[[ Task inputs, beginning ]]
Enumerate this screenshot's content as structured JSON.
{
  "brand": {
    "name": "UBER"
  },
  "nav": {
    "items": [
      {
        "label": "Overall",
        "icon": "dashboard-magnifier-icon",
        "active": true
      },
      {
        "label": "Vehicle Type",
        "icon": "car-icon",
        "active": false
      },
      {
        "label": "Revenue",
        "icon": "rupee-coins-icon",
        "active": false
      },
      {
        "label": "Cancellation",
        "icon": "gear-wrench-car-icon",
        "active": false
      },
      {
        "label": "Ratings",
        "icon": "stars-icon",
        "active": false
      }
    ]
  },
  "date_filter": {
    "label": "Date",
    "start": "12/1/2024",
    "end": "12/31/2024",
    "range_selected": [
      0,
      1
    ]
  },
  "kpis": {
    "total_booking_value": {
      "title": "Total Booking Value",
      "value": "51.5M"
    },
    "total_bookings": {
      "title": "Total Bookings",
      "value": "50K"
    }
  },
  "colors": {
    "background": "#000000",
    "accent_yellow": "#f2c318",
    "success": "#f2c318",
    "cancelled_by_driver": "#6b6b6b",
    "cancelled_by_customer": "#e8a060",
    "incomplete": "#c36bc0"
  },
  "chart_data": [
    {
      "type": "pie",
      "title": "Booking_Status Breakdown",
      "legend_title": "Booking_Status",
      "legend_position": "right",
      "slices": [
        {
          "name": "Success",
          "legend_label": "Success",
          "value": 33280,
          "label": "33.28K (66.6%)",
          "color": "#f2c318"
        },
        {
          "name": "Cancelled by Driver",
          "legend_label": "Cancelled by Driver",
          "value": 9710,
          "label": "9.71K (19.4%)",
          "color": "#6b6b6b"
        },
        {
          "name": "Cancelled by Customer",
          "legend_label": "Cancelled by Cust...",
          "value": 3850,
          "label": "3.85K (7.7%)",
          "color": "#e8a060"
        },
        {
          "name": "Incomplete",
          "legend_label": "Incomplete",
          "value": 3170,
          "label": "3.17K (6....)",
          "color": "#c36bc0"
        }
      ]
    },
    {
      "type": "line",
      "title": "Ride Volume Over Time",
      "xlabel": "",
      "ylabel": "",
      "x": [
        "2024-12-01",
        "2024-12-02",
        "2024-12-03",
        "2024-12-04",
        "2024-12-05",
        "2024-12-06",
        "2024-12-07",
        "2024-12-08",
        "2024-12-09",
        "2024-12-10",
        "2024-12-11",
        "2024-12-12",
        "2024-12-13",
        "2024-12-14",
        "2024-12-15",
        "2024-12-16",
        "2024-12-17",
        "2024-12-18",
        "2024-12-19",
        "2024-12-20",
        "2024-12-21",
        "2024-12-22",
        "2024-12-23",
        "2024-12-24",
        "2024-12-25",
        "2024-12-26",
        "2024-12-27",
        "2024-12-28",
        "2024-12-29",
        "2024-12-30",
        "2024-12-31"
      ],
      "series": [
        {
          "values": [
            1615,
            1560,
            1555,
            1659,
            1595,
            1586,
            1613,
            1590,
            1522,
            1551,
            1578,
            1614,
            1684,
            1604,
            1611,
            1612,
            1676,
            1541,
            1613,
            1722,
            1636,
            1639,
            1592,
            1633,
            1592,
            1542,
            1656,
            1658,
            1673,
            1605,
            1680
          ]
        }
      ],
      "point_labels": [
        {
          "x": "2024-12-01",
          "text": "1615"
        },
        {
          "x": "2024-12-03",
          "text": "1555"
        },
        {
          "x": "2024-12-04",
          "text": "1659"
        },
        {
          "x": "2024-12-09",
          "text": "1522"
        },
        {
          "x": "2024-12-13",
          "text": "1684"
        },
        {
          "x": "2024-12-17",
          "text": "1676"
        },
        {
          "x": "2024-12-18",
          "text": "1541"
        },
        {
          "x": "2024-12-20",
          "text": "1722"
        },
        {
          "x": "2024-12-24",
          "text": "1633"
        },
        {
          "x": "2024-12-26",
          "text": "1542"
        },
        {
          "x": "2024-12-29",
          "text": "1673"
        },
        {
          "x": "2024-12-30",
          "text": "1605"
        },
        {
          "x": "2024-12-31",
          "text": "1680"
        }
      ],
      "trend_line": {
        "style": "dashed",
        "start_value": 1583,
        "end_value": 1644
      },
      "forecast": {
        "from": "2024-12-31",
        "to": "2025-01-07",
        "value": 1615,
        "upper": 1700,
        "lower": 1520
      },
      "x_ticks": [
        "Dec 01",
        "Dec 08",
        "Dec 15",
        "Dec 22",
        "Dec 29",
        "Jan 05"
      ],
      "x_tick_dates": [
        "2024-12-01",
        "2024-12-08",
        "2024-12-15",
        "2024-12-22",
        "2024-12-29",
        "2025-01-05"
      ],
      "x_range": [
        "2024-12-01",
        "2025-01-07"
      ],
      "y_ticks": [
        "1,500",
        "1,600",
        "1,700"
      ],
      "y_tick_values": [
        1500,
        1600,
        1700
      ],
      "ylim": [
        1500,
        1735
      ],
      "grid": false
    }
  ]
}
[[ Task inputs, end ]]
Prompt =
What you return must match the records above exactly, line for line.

Task output =
Enumerate this screenshot's content as structured JSON.
{
  "brand": {
    "name": "UBER"
  },
  "nav": {
    "items": [
      {
        "label": "Overall",
        "icon": "dashboard-magnifier-icon",
        "active": true
      },
      {
        "label": "Vehicle Type",
        "icon": "car-icon",
        "active": false
      },
      {
        "label": "Revenue",
        "icon": "rupee-coins-icon",
        "active": false
      },
      {
        "label": "Cancellation",
        "icon": "gear-wrench-car-icon",
        "active": false
      },
      {
        "label": "Ratings",
        "icon": "stars-icon",
        "active": false
      }
    ]
  },
  "date_filter": {
    "label": "Date",
    "start": "12/1/2024",
    "end": "12/31/2024",
    "range_selected": [
      0,
      1
    ]
  },
  "kpis": {
    "total_booking_value": {
      "title": "Total Booking Value",
      "value": "51.5M"
    },
    "total_bookings": {
      "title": "Total Bookings",
      "value": "50K"
    }
  },
  "colors": {
    "background": "#000000",
    "accent_yellow": "#f2c318",
    "success": "#f2c318",
    "cancelled_by_driver": "#6b6b6b",
    "cancelled_by_customer": "#e8a060",
    "incomplete": "#c36bc0"
  },
  "chart_data": [
    {
      "type": "pie",
      "title": "Booking_Status Breakdown",
      "legend_title": "Booking_Status",
      "legend_position": "right",
      "slices": [
        {
          "name": "Success",
          "legend_label": "Success",
          "value": 33280,
          "label": "33.28K (66.6%)",
          "color": "#f2c318"
        },
        {
          "name": "Cancelled by Driver",
          "legend_label": "Cancelled by Driver",
          "value": 9710,
          "label": "9.71K (19.4%)",
          "color": "#6b6b6b"
        },
        {
          "name": "Cancelled by Customer",
          "legend_label": "Cancelled by Cust...",
          "value": 3850,
          "label": "3.85K (7.7%)",
          "color": "#e8a060"
        },
        {
          "name": "Incomplete",
          "legend_label": "Incomplete",
          "value": 3170,
          "label": "3.17K (6....)",
          "color": "#c36bc0"
        }
      ]
    },
    {
      "type": "line",
      "title": "Ride Volume Over Time",
      "xlabel": "",
      "ylabel": "",
      "x": [
        "2024-12-01",
        "2024-12-02",
        "2024-12-03",
        "2024-12-04",
        "2024-12-05",
        "2024-12-06",
        "2024-12-07",
        "2024-12-08",
        "2024-12-09",
        "2024-12-10",
        "2024-12-11",
        "2024-12-12",
        "2024-12-13",
        "2024-12-14",
        "2024-12-15",
        "2024-12-16",
        "2024-12-17",
        "2024-12-18",
        "2024-12-19",
        "2024-12-20",
        "2024-12-21",
        "2024-12-22",
        "2024-12-23",
        "2024-12-24",
        "2024-12-25",
        "2024-12-26",
        "2024-12-27",
        "2024-12-28",
        "2024-12-29",
        "2024-12-30",
        "2024-12-31"
      ],
      "series": [
        {
          "values": [
            1615,
            1560,
            1555,
            1659,
            1595,
            1586,
            1613,
            1590,
            1522,
            1551,
            1578,
            1614,
            1684,
            1604,
            1611,
            1612,
            1676,
            1541,
            1613,
            1722,
            1636,
            1639,
            1592,
            1633,
            1592,
            1542,
            1656,
            1658,
            1673,
            1605,
            1680
          ]
        }
      ],
      "point_labels": [
        {
          "x": "2024-12-01",
          "text": "1615"
        },
        {
          "x": "2024-12-03",
          "text": "1555"
        },
        {
          "x": "2024-12-04",
          "text": "1659"
        },
        {
          "x": "2024-12-09",
          "text": "1522"
        },
        {
          "x": "2024-12-13",
          "text": "1684"
        },
        {
          "x": "2024-12-17",
          "text": "1676"
        },
        {
          "x": "2024-12-18",
          "text": "1541"
        },
        {
          "x": "2024-12-20",
          "text": "1722"
        },
        {
          "x": "2024-12-24",
          "text": "1633"
        },
        {
          "x": "2024-12-26",
          "text": "1542"
        },
        {
          "x": "2024-12-29",
          "text": "1673"
        },
        {
          "x": "2024-12-30",
          "text": "1605"
        },
        {
          "x": "2024-12-31",
          "text": "1680"
        }
      ],
      "trend_line": {
        "style": "dashed",
        "start_value": 1583,
        "end_value": 1644
      },
      "forecast": {
        "from": "2024-12-31",
        "to": "2025-01-07",
        "value": 1615,
        "upper": 1700,
        "lower": 1520
      },
      "x_ticks": [
        "Dec 01",
        "Dec 08",
        "Dec 15",
        "Dec 22",
        "Dec 29",
        "Jan 05"
      ],
      "x_tick_dates": [
        "2024-12-01",
        "2024-12-08",
        "2024-12-15",
        "2024-12-22",
        "2024-12-29",
        "2025-01-05"
      ],
      "x_range": [
        "2024-12-01",
        "2025-01-07"
      ],
      "y_ticks": [
        "1,500",
        "1,600",
        "1,700"
      ],
      "y_tick_values": [
        1500,
        1600,
        1700
      ],
      "ylim": [
        1500,
        1735
      ],
      "grid": false
    }
  ]
}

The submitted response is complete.